As the world continues to transition toward real-time, and technology continues to evolve, new challengers are disrupting the market with value propositions including real-time cross- border payments. The competition has inspired SWIFT to work with the industry and challengers to create the Global Payments Innovation (GPI) program, which radically changes the way banks interact with their correspondents and offers improved transparency and customer service to their customers.
Get Customers to Race Through Your Payments Funnel
No matter how good the products, how nice the website and how slick the flow, there are so many reasons why an eager prospective customer does not convert into a paying customer even after they have filled their basket. The buying decision has been made, but so often customers don’t complete the transaction.
The Middle Eastern payments revolution: Getting Real-Time Ready
The Middle East is developing quickly and considerably. The population has surpassed 410 million and a number of nations, such as Saudi Arabia and the United Arab Emirates (UAE), represent some of the world's most innovative economies. The region has become synonymous with the rise of large infrastructure developments and technological innovation, while tourism continues to grow - 1.4 billion people visited in 2018 alone.
Women in Payments: Don't Be Afraid to Ask Questions
Today, we have the pleasure of speaking with Google's head of Retail and Payments Activation for Southeast Asia, Anna Maria Maurieta. Anna works closely with retailers and e-wallet partners across the region's complex and sometimes highly-regulated market—including countries such as Indonesia, Thailand, Malaysia and Vietnam—making it easier for Google Play users to make payments on Play.
Are Subscription Payments the Way Forward for Gaming?
With consumers spending more time and money than ever on games, the opportunity for gaming companies is vast. But monetizing digital games and creating sustained customer loyalty are complex issues.

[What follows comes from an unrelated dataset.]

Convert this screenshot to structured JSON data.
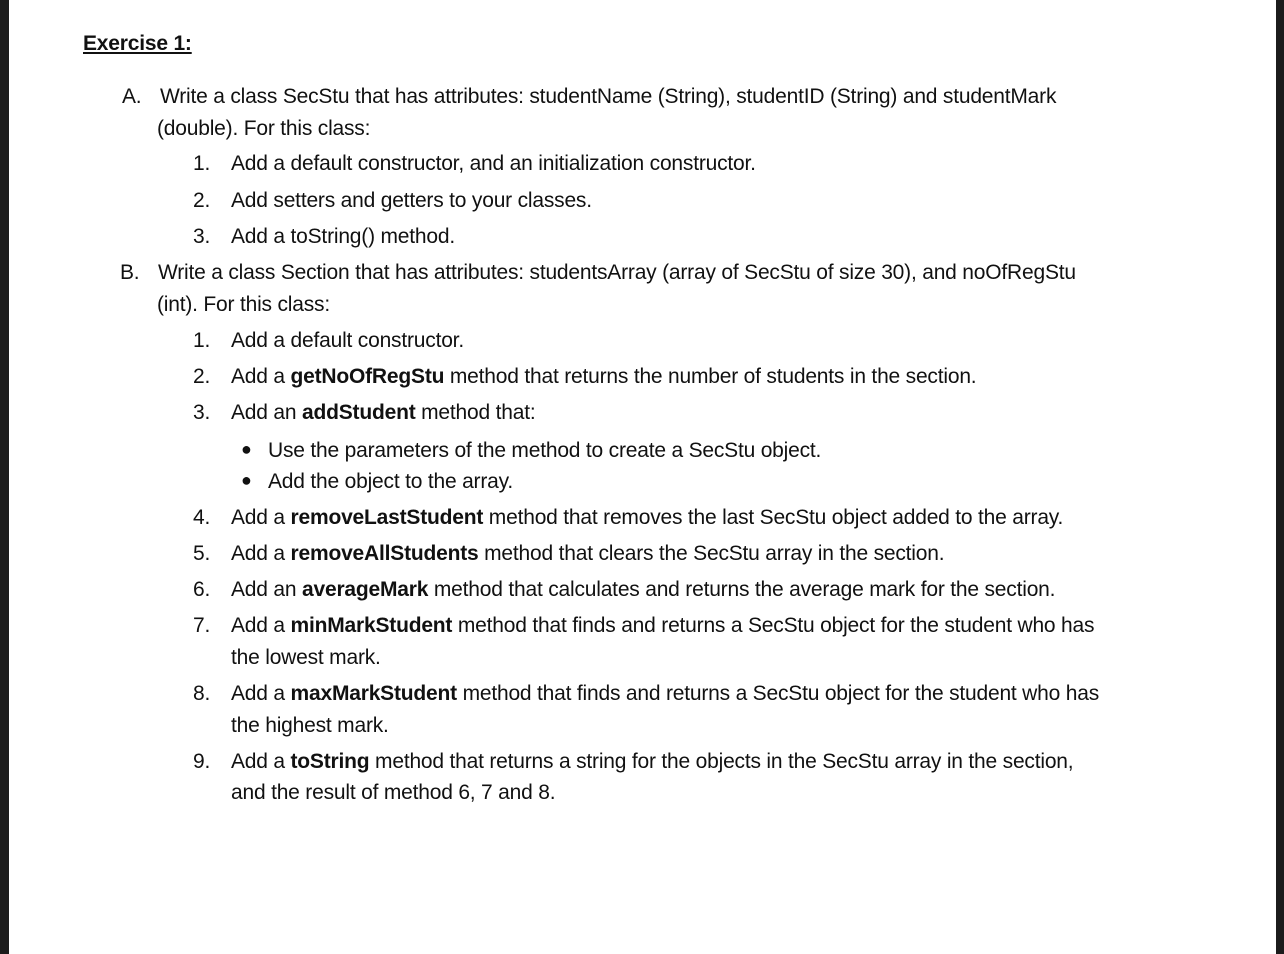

Subscription models are a key area now being explored by gaming companies, but the industry is still working on how to make these models compelling and profitable.
Customer Innovation: Erste Bank [Q&A]
The global banking sector is becoming both more strategically focused and technologically advanced, responding to rising consumer expectations while trying to defend market share against an increasing array of competitors. A great deal of emphasis is being placed on digitizing core business processes, and reassessing organizational structures and internal talent to be better prepared for the future of banking.
Turning U.S. Players into Payers: Driving Conversions in a $30 Billion Market
It’s no secret that Americans love their games. In 2018, it was estimated that 178.7 million players spent more than USD $30.4 billion on games, a $5 billion increase over 2017. That $30 billion represents almost a quarter of the global gaming market, making the U.S. an invaluable target for game developers.
Helping Merchants Protect Themselves: Cybersecurity Tips from a Former White House CIO
In a world full of open technology, the devices that make our lives easier also leave us vulnerable to being hacked, according to Theresa Payton, former White House CIO and star of the CBS series Hunted. Payton recently joined me for an exclusive ACI cybersecurity webinar, sharing expert insights into how merchants can enable growth, enhance the customer experience and prevent greater instances of fraud.